Michael said...

Thanks man, I'll have try that next time I guess, the guys here mentioned that, but don't have them. For now I guess I'm gonna cut the pork in half and make some skinnier capicola. Should be a stronger flavor I'm guessing, which will be nice. Thanks again for the help and quick responses.

Dave said...

Michael: Cutting the loins down to fit in the middles that you have will work, and the capicola will come out just fine. The only thing that you'll need to do is be extra vigilant checking on them. They will take less time to cure and dry than a full-sized loin - start checking them for doneness after about a month. You'll know when they're done because they will be firm and barely yield to the pressure of a gently squeeze. I'm guessing they'll be ready after a little over 8 weeks, but be patient because of your curing conditions and the size of the loins.

Good luck!

Robert said...

Thanks Dave. Hey just yesterday I someone told me he puts his Capicoli in a nylon stocking rather then regular castings for aging. He then puts them in the elastic netting and ages. Hes been doing it for 20 years and says they come out fantastic. He apperently had a bad expierience with castings that rotted and now does this. Have you ever heard of this??

Dave said...

Robert: that's the first time I've ever heard of that, but I can't think of any reason why it wouldn't work.

I've never had a casing rot, but I have had some interesting-looking molds develop on them. For the most part, the molds never penetrate through the casings, and they've never been harmful varieties, only the beneficial kinds.

Robert said...

Well I decided to do my 6 Capicolas with nylon casings today and was lucky to find some netting from Italy that fit way more snug then then netting i found in Montreal Canada. I followed you Dave step by step execpt for the casing i used nylon. I'll wait the 12 weeks and let you know what gives. Again, I wanna TY for everything.
PS Dave if ever you are in Montreal let me know, so i can offer you my wine and hospitality!

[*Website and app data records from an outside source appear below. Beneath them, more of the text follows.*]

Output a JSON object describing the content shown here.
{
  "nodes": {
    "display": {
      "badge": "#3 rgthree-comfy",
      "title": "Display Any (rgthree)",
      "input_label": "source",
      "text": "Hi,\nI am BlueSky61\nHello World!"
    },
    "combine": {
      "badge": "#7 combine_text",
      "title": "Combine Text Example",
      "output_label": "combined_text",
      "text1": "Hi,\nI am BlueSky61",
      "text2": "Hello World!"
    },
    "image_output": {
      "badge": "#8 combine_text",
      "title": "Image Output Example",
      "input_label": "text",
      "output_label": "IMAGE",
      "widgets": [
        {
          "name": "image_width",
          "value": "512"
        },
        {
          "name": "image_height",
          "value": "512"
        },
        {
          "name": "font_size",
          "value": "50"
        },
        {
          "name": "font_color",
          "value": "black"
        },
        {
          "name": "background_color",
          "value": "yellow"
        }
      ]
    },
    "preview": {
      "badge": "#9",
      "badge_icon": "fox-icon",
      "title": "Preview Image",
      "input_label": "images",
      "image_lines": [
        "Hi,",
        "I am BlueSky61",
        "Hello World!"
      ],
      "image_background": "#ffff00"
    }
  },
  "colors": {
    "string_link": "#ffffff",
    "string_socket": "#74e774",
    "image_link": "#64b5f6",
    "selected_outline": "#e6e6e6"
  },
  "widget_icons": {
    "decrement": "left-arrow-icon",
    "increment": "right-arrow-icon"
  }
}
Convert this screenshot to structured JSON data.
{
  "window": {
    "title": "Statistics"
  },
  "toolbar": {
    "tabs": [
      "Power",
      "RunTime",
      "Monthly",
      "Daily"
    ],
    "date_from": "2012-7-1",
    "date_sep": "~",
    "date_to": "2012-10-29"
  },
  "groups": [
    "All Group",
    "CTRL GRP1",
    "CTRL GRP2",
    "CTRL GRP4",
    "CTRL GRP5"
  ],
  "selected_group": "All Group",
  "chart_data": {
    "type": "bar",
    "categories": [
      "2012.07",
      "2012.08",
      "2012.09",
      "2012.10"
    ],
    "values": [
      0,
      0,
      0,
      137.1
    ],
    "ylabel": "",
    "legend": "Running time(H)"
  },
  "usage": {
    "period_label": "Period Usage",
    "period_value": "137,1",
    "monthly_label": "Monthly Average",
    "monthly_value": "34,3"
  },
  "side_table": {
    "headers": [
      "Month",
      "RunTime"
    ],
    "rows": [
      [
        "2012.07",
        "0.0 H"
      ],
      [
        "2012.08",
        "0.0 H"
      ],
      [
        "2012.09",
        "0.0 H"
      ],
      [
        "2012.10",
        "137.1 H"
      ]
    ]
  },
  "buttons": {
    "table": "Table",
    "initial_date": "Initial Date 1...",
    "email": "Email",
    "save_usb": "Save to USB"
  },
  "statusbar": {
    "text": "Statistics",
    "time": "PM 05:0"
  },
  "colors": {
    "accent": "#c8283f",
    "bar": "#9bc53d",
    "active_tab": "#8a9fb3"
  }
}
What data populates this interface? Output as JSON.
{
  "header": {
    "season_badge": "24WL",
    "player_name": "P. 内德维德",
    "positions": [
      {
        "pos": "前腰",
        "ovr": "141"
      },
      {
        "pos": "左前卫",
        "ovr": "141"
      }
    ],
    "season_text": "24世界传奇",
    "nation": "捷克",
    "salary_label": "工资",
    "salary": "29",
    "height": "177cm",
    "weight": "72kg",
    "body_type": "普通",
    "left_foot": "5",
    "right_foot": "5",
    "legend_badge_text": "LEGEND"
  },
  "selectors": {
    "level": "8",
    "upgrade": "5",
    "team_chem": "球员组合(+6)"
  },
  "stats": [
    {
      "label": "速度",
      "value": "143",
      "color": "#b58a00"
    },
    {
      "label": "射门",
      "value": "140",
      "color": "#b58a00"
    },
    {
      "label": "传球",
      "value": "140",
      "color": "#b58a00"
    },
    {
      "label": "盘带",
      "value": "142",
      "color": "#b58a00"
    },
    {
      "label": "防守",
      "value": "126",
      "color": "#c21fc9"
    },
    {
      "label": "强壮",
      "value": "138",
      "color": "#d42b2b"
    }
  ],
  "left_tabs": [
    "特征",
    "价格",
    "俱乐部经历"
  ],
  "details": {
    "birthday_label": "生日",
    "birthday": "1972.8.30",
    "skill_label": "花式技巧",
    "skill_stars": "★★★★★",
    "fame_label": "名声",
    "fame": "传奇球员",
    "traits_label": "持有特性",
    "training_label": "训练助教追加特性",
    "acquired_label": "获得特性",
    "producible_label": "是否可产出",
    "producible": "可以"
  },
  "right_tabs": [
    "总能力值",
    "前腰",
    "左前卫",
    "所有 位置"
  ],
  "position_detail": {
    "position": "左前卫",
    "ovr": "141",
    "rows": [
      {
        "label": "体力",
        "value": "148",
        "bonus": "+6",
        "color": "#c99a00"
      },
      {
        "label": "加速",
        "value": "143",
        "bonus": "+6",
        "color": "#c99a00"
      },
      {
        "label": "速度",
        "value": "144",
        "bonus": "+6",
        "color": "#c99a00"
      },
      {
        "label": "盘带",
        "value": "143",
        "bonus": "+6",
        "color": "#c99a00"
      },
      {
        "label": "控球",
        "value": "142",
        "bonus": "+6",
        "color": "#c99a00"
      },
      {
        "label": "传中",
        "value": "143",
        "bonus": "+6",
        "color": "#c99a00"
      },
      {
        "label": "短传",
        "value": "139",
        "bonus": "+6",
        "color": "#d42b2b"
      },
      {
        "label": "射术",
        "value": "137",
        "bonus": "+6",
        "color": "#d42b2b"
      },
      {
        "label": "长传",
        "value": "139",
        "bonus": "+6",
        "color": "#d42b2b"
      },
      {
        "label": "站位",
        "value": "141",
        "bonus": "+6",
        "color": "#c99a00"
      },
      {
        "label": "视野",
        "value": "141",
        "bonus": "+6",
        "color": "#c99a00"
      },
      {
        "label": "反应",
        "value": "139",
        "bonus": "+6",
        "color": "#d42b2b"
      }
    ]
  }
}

Dave said...

Robert: Good luck, and I hope your capicolas turn out well. Let me know.

And if you ever make it down to the Hartford CT area, send me an email. It's be great to meet you.

Anonymous said...

Just want to know where to buy the elastic netting and what size?

Thanks
Karen

Dave said...

Karen - I get the #16 size casing from www.sausagemaker.com. It seems to be the perfect size for capicola.

jollymoon said...

how long can you keep cured store bought cappicola? one year, two? Sometimes I see really good sales ($3.50 lb) for 2-4 lb size cappicola... How long will they store?

Anonymous said...

Dave,

I have been reading your blog for the past year and are ready to start my own batch in the coming weeks. I saw early you live near Hartford, CT. I am from New Britain, CT. I plan on curing in my attic so i hope to have the same results as you. Thanks for all the info.

Dean

Anonymous said...

Dave

Can you freeze capicola after you slice it, I do this with lonza .

Thanks

John

Dave said...

I think you can freeze it.